We made our way out of Petra, having spent almost 7 hours on foot and riding various animals through the mountains and desert. The sites, although sandy and super dry, were nice and often spectacular. Next was dinner and to make our way back to the entrance of Petra to walk the Siq in the dark.The Siq was lit by candles burning inside sandwich bags with sand in the bottom. These made for nice lighting and the mood in the Siq was peaceful, even with some 300-400 fellow travellers sharing the way.The stars were probably the most amazing part of the night. With very few cities and city lights to drown out the night sky, the heavens opened up and little dots you've never seen before broke through the pitch black. The stars literally lit up the night sky. Looking up past the high walls of the Siq, the sky constantly changed shape, every step we took, as the walls jutted in and out and the small sliver of sky that we could see shrunk and grew.We made it to the Treasury, Al Khazneh, where there were a couple hundred candles lit. We sat on mats in a circle and drank tea. We sat and waited wondering if there was a show or something. They herded many more people into the area and then a man came out playing a Bedouin stringed instrument, that he claimed was the first instrument in the history of man. The name of the instrument escapes me. IT was a lovely sound, but got more amazing when the guy began to sing an Arabic song. True Arabian night. Before he started singing, there were whispers among the crowd. When he began his song, the people fell silent, listening, taking in the song, the playing of his instrument, the stars above, the darkness. It was beautiful.The singing man was followed by a flutist and a man who told the story of Petra. It was a great experience and one that, although we couldn't take many photos (battery died and too dark), we snapped photos in our hearts and minds to record the moment. Here are some of the pictures we were able to get. One of the Treasury pictures is from iPhone and the other is also in teh dark but with the regular digital camera, pitch black, glad they came out!
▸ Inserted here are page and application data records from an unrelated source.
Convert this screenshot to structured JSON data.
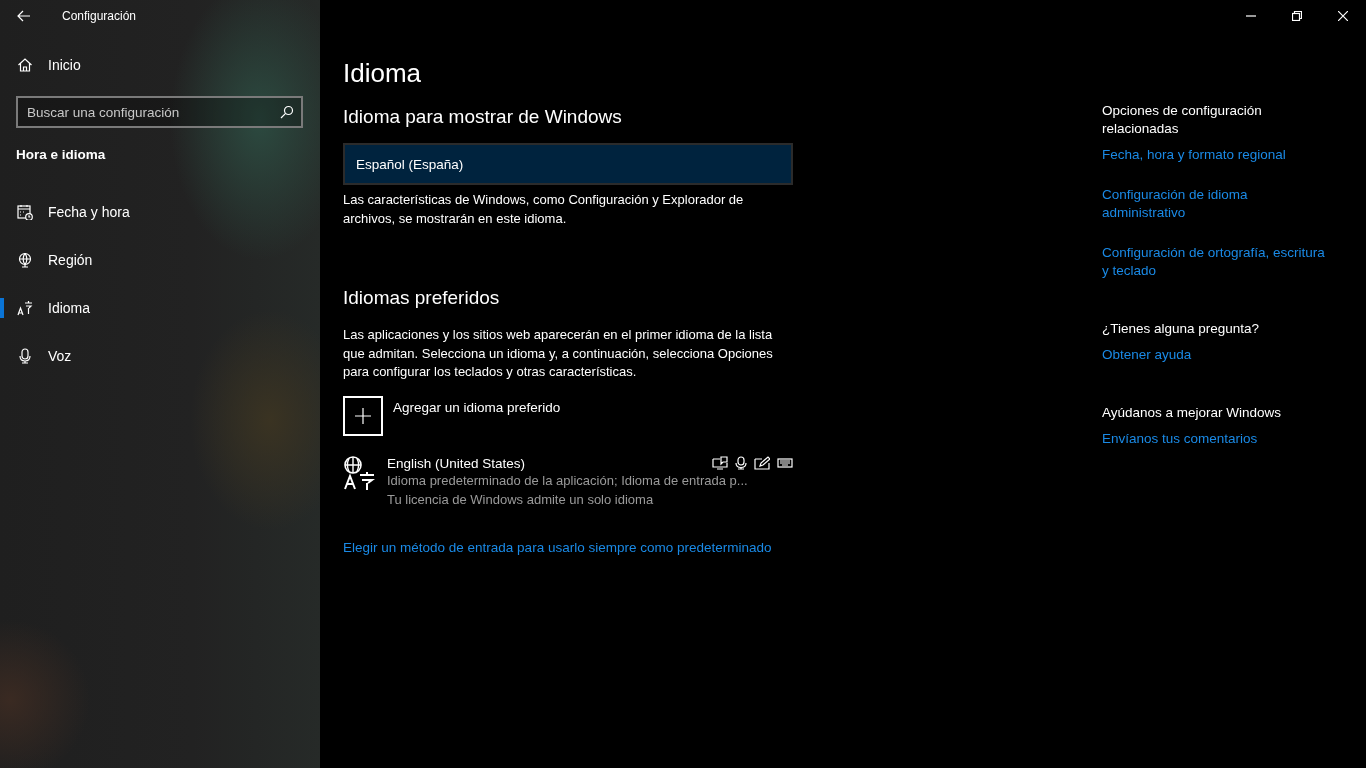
{
  "window": {
    "title": "Configuración"
  },
  "sidebar": {
    "home": "Inicio",
    "search": {
      "placeholder": "Buscar una configuración"
    },
    "section": "Hora e idioma",
    "items": [
      {
        "label": "Fecha y hora",
        "selected": false
      },
      {
        "label": "Región",
        "selected": false
      },
      {
        "label": "Idioma",
        "selected": true
      },
      {
        "label": "Voz",
        "selected": false
      }
    ]
  },
  "page": {
    "title": "Idioma",
    "display_language": {
      "heading": "Idioma para mostrar de Windows",
      "value": "Español (España)",
      "description": "Las características de Windows, como Configuración y Explorador de archivos, se mostrarán en este idioma."
    },
    "preferred": {
      "heading": "Idiomas preferidos",
      "description": "Las aplicaciones y los sitios web aparecerán en el primer idioma de la lista que admitan. Selecciona un idioma y, a continuación, selecciona Opciones para configurar los teclados y otras características.",
      "add_button": "Agregar un idioma preferido",
      "languages": [
        {
          "name": "English (United States)",
          "detail": "Idioma predeterminado de la aplicación; Idioma de entrada p...",
          "license": "Tu licencia de Windows admite un solo idioma"
        }
      ],
      "link": "Elegir un método de entrada para usarlo siempre como predeterminado"
    }
  },
  "related": [
    {
      "heading": "Opciones de configuración relacionadas",
      "links": [
        "Fecha, hora y formato regional",
        "Configuración de idioma administrativo",
        "Configuración de ortografía, escritura y teclado"
      ]
    },
    {
      "heading": "¿Tienes alguna pregunta?",
      "links": [
        "Obtener ayuda"
      ]
    },
    {
      "heading": "Ayúdanos a mejorar Windows",
      "links": [
        "Envíanos tus comentarios"
      ]
    }
  ]
}
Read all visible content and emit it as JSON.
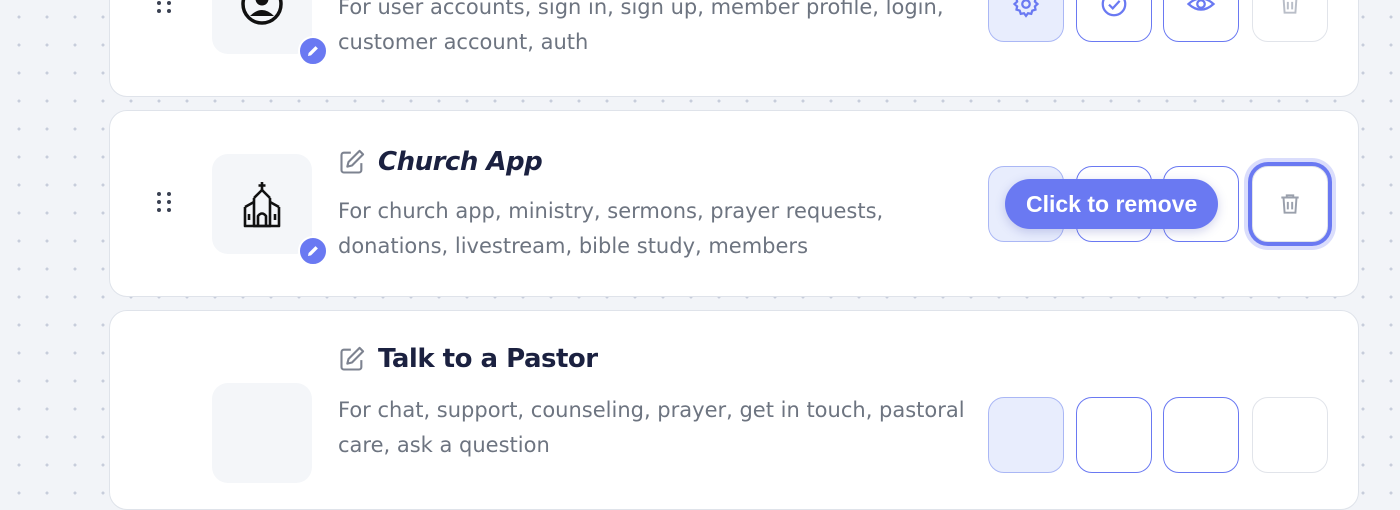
{
  "cards": [
    {
      "title": "",
      "description": "For user accounts, sign in, sign up, member profile, login, customer account, auth",
      "icon": "user-circle-icon"
    },
    {
      "title": "Church App",
      "description": "For church app, ministry, sermons, prayer requests, donations, livestream, bible study, members",
      "icon": "church-icon"
    },
    {
      "title": "Talk to a Pastor",
      "description": "For chat, support, counseling, prayer, get in touch, pastoral care, ask a question",
      "icon": "chat-icon"
    }
  ],
  "tooltip": {
    "text": "Click to remove"
  },
  "colors": {
    "accent": "#6a79f2",
    "title": "#1b2140",
    "body_text": "#6d7480",
    "background": "#f2f4f8"
  }
}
It was great to see Petra both by day and by night, two different experiences. Like when we went with family to the Amphawa Floating Market and did the river ride in day and at night. Our next challenge was to get home. The last bus leaves Petra at 5 PM so that was why we needed a hotel. We finished our Petra by Night walk around 11PM...11 hours out and about and Pae was dying. She actually told me not to forget to mention in the blog how she was beat, worn out and dying every step of the way back to the hotel through the Siq. You know how they show the man lost in the desert scene in the movies? He's hunched over, about to fall down, struggling for every step, he looks up and all there is in front of him is more sand and heat? That was Pae!! I think each and every step for her was torturous and miserable, but she thoroughly enjoyed the experience.The next morning we checked out late, ate and began to wait until the 5PM bus back to Amman. the 4 hour wait didn't sound fun as there is nothing else to do in the area other than Petra. We sat at a restaurant and the Thai Ambassador to Jordan walked in. Long story short, we talked to one of his drivers, a tour guide/driver, and he told us he would make some calls to his friends to see if any of them were leaving to Amman sooner.We got to Amman about 5:30...Our normal bus would have arrived at nearly 9PM, so our new friend got us home really quickly and for only a little bit more than our bus tickets would have cost us. He was very proud that his name appears in several guidebooks as well as Lonely Planet and Trip Advisor. He was funny.He actually made us take these last few photos and even instructed us how to pose and why we were posing in such a manner, haha. "The first one, you will pose like this, you, point that way, you see the sign? You are going to Petra" then, "Now you want to go home but you have no transportation, you need a ride." Good guy.Overall, we had a great experience and are looking forward to many more. Petra was beautiful although rugged, baron and dry, but hey, this is the desert.